*TASK MATERIAL:*
______________________________

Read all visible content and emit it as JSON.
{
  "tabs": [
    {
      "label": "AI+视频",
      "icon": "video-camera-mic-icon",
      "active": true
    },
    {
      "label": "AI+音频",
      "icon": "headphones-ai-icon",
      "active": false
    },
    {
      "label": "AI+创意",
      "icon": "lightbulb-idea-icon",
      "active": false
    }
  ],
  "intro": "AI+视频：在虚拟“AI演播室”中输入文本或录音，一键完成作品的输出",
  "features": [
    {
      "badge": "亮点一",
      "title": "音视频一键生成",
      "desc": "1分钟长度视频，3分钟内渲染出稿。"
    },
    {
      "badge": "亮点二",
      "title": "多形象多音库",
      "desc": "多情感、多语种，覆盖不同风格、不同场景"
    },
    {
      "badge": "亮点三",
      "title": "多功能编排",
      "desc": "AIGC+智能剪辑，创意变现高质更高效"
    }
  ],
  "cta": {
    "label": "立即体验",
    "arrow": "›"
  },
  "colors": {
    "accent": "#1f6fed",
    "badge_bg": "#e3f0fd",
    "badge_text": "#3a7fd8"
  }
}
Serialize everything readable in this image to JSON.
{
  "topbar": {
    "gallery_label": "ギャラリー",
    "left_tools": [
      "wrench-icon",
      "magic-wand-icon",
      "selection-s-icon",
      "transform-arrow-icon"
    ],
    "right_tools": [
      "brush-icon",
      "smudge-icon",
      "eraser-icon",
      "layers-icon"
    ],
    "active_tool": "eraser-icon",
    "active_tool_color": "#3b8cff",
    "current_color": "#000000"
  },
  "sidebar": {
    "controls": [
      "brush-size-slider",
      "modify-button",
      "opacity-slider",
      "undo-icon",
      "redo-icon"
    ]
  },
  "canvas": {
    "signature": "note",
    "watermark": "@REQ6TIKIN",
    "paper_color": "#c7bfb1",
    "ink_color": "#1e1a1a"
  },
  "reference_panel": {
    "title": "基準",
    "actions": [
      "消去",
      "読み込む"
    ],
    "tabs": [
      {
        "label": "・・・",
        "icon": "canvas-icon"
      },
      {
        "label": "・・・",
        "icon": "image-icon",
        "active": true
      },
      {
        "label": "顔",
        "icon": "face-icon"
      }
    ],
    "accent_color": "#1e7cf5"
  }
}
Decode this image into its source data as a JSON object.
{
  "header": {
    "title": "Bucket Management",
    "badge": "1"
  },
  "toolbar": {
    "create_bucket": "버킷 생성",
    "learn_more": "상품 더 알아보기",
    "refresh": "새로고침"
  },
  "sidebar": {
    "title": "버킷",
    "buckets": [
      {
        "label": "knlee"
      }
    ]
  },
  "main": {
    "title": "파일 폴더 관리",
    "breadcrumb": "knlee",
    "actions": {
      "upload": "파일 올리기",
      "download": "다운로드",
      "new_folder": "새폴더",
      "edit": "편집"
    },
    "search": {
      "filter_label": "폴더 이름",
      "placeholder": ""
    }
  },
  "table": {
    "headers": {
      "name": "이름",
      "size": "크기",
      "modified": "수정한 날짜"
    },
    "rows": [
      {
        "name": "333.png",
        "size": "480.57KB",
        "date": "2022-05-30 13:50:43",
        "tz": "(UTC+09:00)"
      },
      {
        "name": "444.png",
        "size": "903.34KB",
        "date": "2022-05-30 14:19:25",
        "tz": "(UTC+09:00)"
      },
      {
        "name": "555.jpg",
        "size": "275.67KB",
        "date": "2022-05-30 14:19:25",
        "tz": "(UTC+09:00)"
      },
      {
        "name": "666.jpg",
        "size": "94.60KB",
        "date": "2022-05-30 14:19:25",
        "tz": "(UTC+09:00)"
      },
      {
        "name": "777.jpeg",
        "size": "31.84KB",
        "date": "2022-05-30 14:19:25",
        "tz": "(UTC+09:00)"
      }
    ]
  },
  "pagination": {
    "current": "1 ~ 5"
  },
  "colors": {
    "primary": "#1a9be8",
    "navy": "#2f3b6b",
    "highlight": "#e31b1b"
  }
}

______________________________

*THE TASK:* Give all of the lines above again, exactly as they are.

*EXPECTED OUTPUT:*
Read all visible content and emit it as JSON.
{
  "tabs": [
    {
      "label": "AI+视频",
      "icon": "video-camera-mic-icon",
      "active": true
    },
    {
      "label": "AI+音频",
      "icon": "headphones-ai-icon",
      "active": false
    },
    {
      "label": "AI+创意",
      "icon": "lightbulb-idea-icon",
      "active": false
    }
  ],
  "intro": "AI+视频：在虚拟“AI演播室”中输入文本或录音，一键完成作品的输出",
  "features": [
    {
      "badge": "亮点一",
      "title": "音视频一键生成",
      "desc": "1分钟长度视频，3分钟内渲染出稿。"
    },
    {
      "badge": "亮点二",
      "title": "多形象多音库",
      "desc": "多情感、多语种，覆盖不同风格、不同场景"
    },
    {
      "badge": "亮点三",
      "title": "多功能编排",
      "desc": "AIGC+智能剪辑，创意变现高质更高效"
    }
  ],
  "cta": {
    "label": "立即体验",
    "arrow": "›"
  },
  "colors": {
    "accent": "#1f6fed",
    "badge_bg": "#e3f0fd",
    "badge_text": "#3a7fd8"
  }
}
Serialize everything readable in this image to JSON.
{
  "topbar": {
    "gallery_label": "ギャラリー",
    "left_tools": [
      "wrench-icon",
      "magic-wand-icon",
      "selection-s-icon",
      "transform-arrow-icon"
    ],
    "right_tools": [
      "brush-icon",
      "smudge-icon",
      "eraser-icon",
      "layers-icon"
    ],
    "active_tool": "eraser-icon",
    "active_tool_color": "#3b8cff",
    "current_color": "#000000"
  },
  "sidebar": {
    "controls": [
      "brush-size-slider",
      "modify-button",
      "opacity-slider",
      "undo-icon",
      "redo-icon"
    ]
  },
  "canvas": {
    "signature": "note",
    "watermark": "@REQ6TIKIN",
    "paper_color": "#c7bfb1",
    "ink_color": "#1e1a1a"
  },
  "reference_panel": {
    "title": "基準",
    "actions": [
      "消去",
      "読み込む"
    ],
    "tabs": [
      {
        "label": "・・・",
        "icon": "canvas-icon"
      },
      {
        "label": "・・・",
        "icon": "image-icon",
        "active": true
      },
      {
        "label": "顔",
        "icon": "face-icon"
      }
    ],
    "accent_color": "#1e7cf5"
  }
}
Decode this image into its source data as a JSON object.
{
  "header": {
    "title": "Bucket Management",
    "badge": "1"
  },
  "toolbar": {
    "create_bucket": "버킷 생성",
    "learn_more": "상품 더 알아보기",
    "refresh": "새로고침"
  },
  "sidebar": {
    "title": "버킷",
    "buckets": [
      {
        "label": "knlee"
      }
    ]
  },
  "main": {
    "title": "파일 폴더 관리",
    "breadcrumb": "knlee",
    "actions": {
      "upload": "파일 올리기",
      "download": "다운로드",
      "new_folder": "새폴더",
      "edit": "편집"
    },
    "search": {
      "filter_label": "폴더 이름",
      "placeholder": ""
    }
  },
  "table": {
    "headers": {
      "name": "이름",
      "size": "크기",
      "modified": "수정한 날짜"
    },
    "rows": [
      {
        "name": "333.png",
        "size": "480.57KB",
        "date": "2022-05-30 13:50:43",
        "tz": "(UTC+09:00)"
      },
      {
        "name": "444.png",
        "size": "903.34KB",
        "date": "2022-05-30 14:19:25",
        "tz": "(UTC+09:00)"
      },
      {
        "name": "555.jpg",
        "size": "275.67KB",
        "date": "2022-05-30 14:19:25",
        "tz": "(UTC+09:00)"
      },
      {
        "name": "666.jpg",
        "size": "94.60KB",
        "date": "2022-05-30 14:19:25",
        "tz": "(UTC+09:00)"
      },
      {
        "name": "777.jpeg",
        "size": "31.84KB",
        "date": "2022-05-30 14:19:25",
        "tz": "(UTC+09:00)"
      }
    ]
  },
  "pagination": {
    "current": "1 ~ 5"
  },
  "colors": {
    "primary": "#1a9be8",
    "navy": "#2f3b6b",
    "highlight": "#e31b1b"
  }
}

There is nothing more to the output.